=== Description of the task ===
Read the listing below and copy out every line that holds "JSON".

● ● ● ● ● ● ●

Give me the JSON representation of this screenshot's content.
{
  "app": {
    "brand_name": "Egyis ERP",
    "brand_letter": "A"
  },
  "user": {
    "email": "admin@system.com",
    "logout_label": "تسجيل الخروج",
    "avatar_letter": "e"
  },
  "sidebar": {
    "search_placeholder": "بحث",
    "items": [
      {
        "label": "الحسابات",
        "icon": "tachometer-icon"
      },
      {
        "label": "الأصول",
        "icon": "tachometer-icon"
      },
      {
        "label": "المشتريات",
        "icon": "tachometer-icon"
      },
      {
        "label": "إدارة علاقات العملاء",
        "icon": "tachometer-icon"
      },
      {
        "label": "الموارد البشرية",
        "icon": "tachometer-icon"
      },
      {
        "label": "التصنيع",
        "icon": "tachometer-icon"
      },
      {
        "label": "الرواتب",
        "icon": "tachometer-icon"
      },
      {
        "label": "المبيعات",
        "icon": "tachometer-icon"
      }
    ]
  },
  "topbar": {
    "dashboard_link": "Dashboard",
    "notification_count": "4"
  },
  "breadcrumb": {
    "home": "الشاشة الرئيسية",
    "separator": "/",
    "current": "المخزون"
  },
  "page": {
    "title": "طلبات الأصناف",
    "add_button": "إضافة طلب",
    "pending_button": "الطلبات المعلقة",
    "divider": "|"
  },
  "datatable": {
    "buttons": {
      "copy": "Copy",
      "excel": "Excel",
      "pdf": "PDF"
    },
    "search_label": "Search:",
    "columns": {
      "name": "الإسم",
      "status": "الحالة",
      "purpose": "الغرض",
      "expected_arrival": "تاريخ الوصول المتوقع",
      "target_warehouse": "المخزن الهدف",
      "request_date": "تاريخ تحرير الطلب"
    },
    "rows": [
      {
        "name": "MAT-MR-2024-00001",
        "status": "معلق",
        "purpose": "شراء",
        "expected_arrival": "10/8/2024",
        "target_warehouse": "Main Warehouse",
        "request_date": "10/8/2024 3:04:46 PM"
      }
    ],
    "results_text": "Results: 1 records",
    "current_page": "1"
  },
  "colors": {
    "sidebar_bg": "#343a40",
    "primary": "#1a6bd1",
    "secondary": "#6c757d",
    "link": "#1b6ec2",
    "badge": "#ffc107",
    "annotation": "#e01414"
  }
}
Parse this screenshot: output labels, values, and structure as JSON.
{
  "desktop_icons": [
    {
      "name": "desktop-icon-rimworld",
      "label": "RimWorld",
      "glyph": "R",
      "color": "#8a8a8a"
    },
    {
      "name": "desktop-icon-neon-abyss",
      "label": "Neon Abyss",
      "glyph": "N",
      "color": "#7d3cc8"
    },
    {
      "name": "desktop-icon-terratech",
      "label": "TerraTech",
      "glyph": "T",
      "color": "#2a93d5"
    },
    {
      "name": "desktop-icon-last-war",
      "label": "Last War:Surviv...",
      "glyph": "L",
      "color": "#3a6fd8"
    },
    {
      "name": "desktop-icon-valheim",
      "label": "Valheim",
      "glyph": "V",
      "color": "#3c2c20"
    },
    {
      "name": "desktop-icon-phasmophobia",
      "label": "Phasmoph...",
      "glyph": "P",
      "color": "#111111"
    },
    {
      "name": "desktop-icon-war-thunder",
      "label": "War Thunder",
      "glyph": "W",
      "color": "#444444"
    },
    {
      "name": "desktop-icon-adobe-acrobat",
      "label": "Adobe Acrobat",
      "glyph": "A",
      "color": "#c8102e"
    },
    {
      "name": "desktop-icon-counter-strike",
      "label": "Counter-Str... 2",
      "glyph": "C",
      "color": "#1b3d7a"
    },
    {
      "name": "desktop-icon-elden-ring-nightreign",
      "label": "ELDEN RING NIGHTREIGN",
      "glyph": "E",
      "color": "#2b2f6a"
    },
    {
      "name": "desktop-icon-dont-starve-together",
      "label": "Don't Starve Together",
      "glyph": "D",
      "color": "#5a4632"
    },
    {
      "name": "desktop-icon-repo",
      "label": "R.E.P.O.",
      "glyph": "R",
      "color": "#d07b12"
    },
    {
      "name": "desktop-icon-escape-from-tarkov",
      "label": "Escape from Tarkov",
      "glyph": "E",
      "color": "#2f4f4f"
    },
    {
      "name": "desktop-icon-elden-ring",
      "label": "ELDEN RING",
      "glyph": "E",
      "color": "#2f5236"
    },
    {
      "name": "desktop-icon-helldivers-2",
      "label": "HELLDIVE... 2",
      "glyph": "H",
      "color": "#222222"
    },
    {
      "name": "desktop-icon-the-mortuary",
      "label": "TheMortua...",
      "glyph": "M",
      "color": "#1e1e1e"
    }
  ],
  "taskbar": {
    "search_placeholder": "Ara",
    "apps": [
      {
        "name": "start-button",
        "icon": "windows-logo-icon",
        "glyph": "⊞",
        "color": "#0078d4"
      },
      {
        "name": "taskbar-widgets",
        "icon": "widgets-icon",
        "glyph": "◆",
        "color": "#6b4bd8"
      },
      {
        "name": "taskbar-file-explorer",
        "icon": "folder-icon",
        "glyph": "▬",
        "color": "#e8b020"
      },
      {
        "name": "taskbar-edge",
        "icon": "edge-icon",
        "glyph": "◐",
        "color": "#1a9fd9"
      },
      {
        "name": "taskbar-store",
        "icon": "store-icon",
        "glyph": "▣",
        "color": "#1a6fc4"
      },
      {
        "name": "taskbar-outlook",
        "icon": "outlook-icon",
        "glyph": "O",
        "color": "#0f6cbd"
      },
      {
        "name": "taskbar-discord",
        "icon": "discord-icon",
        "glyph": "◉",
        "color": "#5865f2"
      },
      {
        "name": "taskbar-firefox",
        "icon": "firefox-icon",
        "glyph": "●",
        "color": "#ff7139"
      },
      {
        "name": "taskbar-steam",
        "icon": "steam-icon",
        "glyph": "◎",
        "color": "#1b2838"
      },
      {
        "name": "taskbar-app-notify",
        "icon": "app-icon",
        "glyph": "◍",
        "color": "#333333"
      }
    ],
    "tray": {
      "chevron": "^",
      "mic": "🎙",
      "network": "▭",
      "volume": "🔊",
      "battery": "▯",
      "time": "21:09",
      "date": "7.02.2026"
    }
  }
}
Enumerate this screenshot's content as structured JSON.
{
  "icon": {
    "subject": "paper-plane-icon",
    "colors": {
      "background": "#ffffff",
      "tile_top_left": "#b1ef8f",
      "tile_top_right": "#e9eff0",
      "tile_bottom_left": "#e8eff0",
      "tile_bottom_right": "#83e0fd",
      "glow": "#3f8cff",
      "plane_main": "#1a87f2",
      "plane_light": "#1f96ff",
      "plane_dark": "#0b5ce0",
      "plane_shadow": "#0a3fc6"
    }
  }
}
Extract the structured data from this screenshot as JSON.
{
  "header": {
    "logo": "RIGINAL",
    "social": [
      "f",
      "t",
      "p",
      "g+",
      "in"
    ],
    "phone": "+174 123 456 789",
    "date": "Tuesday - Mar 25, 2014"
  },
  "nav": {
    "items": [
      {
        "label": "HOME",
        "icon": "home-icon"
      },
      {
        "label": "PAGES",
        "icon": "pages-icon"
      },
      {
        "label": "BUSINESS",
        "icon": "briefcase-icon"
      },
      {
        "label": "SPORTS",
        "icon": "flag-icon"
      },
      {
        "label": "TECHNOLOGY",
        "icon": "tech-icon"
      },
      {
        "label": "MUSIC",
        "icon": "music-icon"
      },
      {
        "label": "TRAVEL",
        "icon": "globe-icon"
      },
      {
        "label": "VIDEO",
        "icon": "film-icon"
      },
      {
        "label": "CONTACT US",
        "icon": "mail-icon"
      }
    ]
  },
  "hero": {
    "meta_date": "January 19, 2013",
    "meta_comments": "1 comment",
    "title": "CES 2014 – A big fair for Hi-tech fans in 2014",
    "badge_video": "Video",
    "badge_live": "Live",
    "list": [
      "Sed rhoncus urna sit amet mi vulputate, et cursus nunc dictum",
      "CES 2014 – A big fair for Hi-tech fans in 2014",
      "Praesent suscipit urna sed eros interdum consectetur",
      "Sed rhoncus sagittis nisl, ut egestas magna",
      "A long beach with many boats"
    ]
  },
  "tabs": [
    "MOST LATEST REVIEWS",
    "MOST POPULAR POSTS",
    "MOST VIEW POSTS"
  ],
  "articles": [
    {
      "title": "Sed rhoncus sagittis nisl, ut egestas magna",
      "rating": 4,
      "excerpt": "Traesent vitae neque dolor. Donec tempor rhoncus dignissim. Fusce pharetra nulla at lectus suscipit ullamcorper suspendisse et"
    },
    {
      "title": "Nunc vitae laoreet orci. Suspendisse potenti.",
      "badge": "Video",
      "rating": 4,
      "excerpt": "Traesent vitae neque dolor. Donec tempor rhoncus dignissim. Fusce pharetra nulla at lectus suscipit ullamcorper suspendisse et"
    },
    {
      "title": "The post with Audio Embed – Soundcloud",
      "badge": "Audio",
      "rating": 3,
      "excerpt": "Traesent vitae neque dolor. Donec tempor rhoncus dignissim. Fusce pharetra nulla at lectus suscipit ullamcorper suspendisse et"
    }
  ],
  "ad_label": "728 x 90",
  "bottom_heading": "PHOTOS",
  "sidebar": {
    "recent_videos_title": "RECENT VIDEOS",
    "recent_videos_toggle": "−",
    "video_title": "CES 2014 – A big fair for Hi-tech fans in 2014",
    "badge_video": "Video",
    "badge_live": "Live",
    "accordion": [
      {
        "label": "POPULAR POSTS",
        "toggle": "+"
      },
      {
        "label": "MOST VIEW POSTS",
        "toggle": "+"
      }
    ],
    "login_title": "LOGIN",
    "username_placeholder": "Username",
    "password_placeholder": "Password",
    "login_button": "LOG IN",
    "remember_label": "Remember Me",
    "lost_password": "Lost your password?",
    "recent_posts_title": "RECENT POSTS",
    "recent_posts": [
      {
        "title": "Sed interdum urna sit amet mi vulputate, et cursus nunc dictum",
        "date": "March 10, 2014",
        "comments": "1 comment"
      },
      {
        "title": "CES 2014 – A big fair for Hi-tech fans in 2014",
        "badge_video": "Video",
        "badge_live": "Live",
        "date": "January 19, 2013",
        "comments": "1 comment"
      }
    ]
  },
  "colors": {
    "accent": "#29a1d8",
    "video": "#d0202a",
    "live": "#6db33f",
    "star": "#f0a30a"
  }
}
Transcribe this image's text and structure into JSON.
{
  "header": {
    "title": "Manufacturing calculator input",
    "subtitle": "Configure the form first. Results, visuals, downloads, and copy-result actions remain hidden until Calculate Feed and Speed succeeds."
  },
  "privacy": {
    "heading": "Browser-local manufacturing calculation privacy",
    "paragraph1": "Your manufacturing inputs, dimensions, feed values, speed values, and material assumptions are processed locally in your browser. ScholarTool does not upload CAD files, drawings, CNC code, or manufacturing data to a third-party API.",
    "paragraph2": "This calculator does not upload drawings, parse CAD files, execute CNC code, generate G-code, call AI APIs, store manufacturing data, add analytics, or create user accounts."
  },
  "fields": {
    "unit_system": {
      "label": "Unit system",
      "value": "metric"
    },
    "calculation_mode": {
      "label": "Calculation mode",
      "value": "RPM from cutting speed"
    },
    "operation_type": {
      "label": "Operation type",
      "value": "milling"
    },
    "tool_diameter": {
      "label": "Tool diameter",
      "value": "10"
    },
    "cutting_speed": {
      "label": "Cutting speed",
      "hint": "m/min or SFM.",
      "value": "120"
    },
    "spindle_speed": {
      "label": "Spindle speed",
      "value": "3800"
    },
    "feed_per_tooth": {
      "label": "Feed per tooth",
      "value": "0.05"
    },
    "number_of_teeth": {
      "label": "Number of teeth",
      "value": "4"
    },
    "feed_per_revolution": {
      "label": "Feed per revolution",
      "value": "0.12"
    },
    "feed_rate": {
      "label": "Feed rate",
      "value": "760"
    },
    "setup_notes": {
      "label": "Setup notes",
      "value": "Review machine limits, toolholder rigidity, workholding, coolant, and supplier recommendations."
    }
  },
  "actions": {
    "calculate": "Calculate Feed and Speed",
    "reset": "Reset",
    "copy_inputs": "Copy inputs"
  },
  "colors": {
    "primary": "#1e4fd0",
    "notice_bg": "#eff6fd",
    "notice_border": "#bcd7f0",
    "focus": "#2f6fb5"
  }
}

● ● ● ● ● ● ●

=== Solution ===
Give me the JSON representation of this screenshot's content.
Parse this screenshot: output labels, values, and structure as JSON.
Enumerate this screenshot's content as structured JSON.
Extract the structured data from this screenshot as JSON.
Transcribe this image's text and structure into JSON.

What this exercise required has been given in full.